TASK BRIEF:
Set down the data below in full, exactly as it reads, but without the pictures.

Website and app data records
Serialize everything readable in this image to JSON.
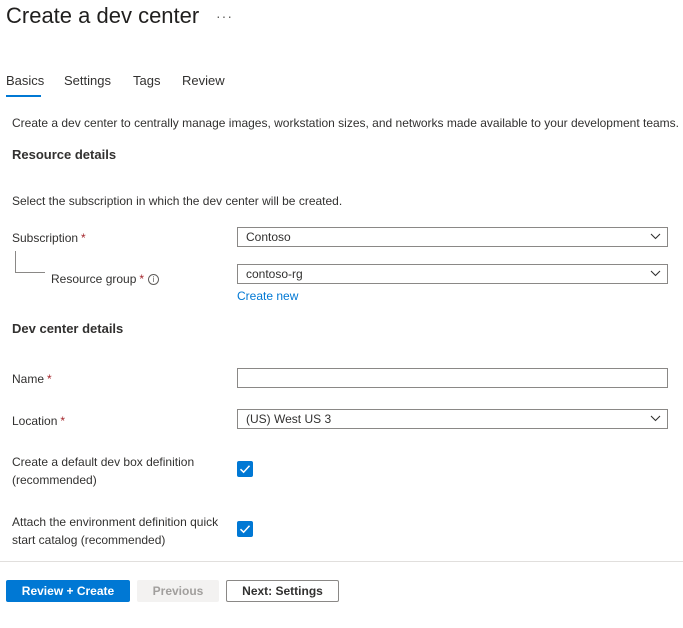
{
  "page": {
    "title": "Create a dev center",
    "more_label": "···"
  },
  "tabs": [
    {
      "label": "Basics",
      "active": true
    },
    {
      "label": "Settings",
      "active": false
    },
    {
      "label": "Tags",
      "active": false
    },
    {
      "label": "Review",
      "active": false
    }
  ],
  "intro": "Create a dev center to centrally manage images, workstation sizes, and networks made available to your development teams.",
  "resource_details": {
    "heading": "Resource details",
    "description": "Select the subscription in which the dev center will be created.",
    "subscription": {
      "label": "Subscription",
      "required_mark": "*",
      "value": "Contoso"
    },
    "resource_group": {
      "label": "Resource group",
      "required_mark": "*",
      "info_icon": "i",
      "value": "contoso-rg",
      "create_new": "Create new"
    }
  },
  "dev_center_details": {
    "heading": "Dev center details",
    "name": {
      "label": "Name",
      "required_mark": "*",
      "value": ""
    },
    "location": {
      "label": "Location",
      "required_mark": "*",
      "value": "(US) West US 3"
    },
    "default_dev_box": {
      "label_line1": "Create a default dev box definition",
      "label_line2": "(recommended)",
      "checked": true
    },
    "env_catalog": {
      "label_line1": "Attach the environment definition quick",
      "label_line2": "start catalog (recommended)",
      "checked": true
    }
  },
  "footer": {
    "review_create": "Review + Create",
    "previous": "Previous",
    "next": "Next: Settings"
  },
  "colors": {
    "accent": "#0078d4",
    "required": "#a4262c",
    "disabled_bg": "#f3f2f1"
  },
  "icons": {
    "dropdown": "chevron-down-icon",
    "info": "info-icon",
    "checkbox": "checkmark-icon"
  }
}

RESULT FOR THIS EXERCISE:
Serialize everything readable in this image to JSON.
{
  "page": {
    "title": "Create a dev center",
    "more_label": "···"
  },
  "tabs": [
    {
      "label": "Basics",
      "active": true
    },
    {
      "label": "Settings",
      "active": false
    },
    {
      "label": "Tags",
      "active": false
    },
    {
      "label": "Review",
      "active": false
    }
  ],
  "intro": "Create a dev center to centrally manage images, workstation sizes, and networks made available to your development teams.",
  "resource_details": {
    "heading": "Resource details",
    "description": "Select the subscription in which the dev center will be created.",
    "subscription": {
      "label": "Subscription",
      "required_mark": "*",
      "value": "Contoso"
    },
    "resource_group": {
      "label": "Resource group",
      "required_mark": "*",
      "info_icon": "i",
      "value": "contoso-rg",
      "create_new": "Create new"
    }
  },
  "dev_center_details": {
    "heading": "Dev center details",
    "name": {
      "label": "Name",
      "required_mark": "*",
      "value": ""
    },
    "location": {
      "label": "Location",
      "required_mark": "*",
      "value": "(US) West US 3"
    },
    "default_dev_box": {
      "label_line1": "Create a default dev box definition",
      "label_line2": "(recommended)",
      "checked": true
    },
    "env_catalog": {
      "label_line1": "Attach the environment definition quick",
      "label_line2": "start catalog (recommended)",
      "checked": true
    }
  },
  "footer": {
    "review_create": "Review + Create",
    "previous": "Previous",
    "next": "Next: Settings"
  },
  "colors": {
    "accent": "#0078d4",
    "required": "#a4262c",
    "disabled_bg": "#f3f2f1"
  },
  "icons": {
    "dropdown": "chevron-down-icon",
    "info": "info-icon",
    "checkbox": "checkmark-icon"
  }
}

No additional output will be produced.